* **Provided material**
***

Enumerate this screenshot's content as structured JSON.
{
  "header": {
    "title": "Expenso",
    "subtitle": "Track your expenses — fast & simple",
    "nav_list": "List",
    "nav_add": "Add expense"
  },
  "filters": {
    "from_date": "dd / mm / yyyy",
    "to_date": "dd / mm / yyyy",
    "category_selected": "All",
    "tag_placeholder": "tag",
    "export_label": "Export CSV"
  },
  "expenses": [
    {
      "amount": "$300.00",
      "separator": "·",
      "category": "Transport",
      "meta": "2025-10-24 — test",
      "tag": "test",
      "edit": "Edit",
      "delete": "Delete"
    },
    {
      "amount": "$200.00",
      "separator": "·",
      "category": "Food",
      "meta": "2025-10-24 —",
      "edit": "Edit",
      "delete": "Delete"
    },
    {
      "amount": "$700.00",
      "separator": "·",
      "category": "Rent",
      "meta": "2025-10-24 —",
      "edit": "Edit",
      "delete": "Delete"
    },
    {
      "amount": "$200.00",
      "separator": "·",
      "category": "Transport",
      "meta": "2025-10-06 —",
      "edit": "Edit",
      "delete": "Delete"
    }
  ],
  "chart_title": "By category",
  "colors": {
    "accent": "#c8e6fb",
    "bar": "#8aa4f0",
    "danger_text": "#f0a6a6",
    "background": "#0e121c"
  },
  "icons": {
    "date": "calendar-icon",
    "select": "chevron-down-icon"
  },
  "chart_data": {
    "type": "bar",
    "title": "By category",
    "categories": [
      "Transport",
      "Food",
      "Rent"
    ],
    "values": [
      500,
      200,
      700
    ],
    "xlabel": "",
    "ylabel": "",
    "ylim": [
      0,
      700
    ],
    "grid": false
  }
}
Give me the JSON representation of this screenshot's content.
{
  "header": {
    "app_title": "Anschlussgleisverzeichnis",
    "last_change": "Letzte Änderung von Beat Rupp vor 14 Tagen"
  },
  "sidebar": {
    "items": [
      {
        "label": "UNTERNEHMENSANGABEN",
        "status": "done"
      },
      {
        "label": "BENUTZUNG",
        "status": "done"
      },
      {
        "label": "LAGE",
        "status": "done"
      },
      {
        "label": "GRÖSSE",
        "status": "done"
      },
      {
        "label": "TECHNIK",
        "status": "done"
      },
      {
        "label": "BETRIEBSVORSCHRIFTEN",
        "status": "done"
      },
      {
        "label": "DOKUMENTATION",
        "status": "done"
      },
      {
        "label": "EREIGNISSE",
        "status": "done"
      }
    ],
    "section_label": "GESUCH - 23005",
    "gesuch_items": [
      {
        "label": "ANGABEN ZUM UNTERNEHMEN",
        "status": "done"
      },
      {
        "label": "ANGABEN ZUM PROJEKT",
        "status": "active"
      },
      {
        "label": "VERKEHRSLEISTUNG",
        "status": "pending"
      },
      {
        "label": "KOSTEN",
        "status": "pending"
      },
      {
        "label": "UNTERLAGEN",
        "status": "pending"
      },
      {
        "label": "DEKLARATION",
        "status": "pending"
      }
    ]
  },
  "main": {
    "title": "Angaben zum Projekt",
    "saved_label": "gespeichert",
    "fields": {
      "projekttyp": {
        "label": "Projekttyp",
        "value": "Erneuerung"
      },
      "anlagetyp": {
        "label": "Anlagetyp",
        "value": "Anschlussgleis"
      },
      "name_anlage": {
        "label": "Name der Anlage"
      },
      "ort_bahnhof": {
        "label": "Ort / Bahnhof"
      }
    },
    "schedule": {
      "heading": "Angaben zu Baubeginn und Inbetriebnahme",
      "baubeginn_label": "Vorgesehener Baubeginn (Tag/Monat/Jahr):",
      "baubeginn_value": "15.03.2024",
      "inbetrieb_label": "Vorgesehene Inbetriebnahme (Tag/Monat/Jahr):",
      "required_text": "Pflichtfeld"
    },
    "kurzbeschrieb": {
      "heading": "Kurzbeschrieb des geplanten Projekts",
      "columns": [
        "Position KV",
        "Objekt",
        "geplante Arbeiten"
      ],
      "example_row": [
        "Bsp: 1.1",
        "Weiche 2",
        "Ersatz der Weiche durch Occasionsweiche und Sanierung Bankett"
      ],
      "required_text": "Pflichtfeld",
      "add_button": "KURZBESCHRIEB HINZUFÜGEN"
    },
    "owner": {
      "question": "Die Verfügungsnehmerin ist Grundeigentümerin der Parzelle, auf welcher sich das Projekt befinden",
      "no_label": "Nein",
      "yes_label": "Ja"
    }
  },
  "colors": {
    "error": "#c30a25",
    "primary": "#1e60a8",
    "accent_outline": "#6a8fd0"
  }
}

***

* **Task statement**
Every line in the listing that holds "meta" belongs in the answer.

* **Output of the exercise**
      "meta": "2025-10-24 — test",
      "meta": "2025-10-24 —",
      "meta": "2025-10-24 —",
      "meta": "2025-10-06 —",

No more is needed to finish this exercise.